Page and application data records
++++++++++

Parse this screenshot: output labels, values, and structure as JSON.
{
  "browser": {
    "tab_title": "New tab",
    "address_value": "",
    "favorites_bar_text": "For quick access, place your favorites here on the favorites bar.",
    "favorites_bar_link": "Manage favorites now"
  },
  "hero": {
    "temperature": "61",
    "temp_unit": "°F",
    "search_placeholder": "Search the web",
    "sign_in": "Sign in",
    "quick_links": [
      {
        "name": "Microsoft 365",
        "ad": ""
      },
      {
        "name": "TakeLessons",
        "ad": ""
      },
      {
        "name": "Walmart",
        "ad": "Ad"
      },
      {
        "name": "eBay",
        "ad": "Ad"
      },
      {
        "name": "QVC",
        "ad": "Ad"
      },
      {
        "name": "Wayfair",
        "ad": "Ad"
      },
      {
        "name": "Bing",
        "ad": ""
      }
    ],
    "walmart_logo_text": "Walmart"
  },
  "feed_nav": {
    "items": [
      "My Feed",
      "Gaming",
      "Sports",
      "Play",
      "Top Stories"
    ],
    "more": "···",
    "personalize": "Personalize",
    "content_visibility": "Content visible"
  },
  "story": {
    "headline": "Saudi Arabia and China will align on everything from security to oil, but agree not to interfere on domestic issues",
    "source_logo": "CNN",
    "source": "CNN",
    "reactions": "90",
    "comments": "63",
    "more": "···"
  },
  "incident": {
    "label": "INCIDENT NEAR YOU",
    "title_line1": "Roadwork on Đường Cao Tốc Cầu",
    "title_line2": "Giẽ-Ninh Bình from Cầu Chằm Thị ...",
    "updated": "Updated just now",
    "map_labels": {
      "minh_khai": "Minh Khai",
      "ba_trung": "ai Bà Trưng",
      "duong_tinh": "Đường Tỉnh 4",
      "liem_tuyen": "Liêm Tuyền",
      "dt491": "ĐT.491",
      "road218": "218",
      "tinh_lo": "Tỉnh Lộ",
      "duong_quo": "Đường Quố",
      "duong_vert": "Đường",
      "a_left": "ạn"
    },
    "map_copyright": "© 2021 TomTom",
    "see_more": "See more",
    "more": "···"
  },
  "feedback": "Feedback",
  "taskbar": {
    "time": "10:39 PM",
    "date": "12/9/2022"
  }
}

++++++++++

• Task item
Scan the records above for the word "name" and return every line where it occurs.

• Solution below
        "name": "Microsoft 365",
        "name": "TakeLessons",
        "name": "Walmart",
        "name": "eBay",
        "name": "QVC",
        "name": "Wayfair",
        "name": "Bing",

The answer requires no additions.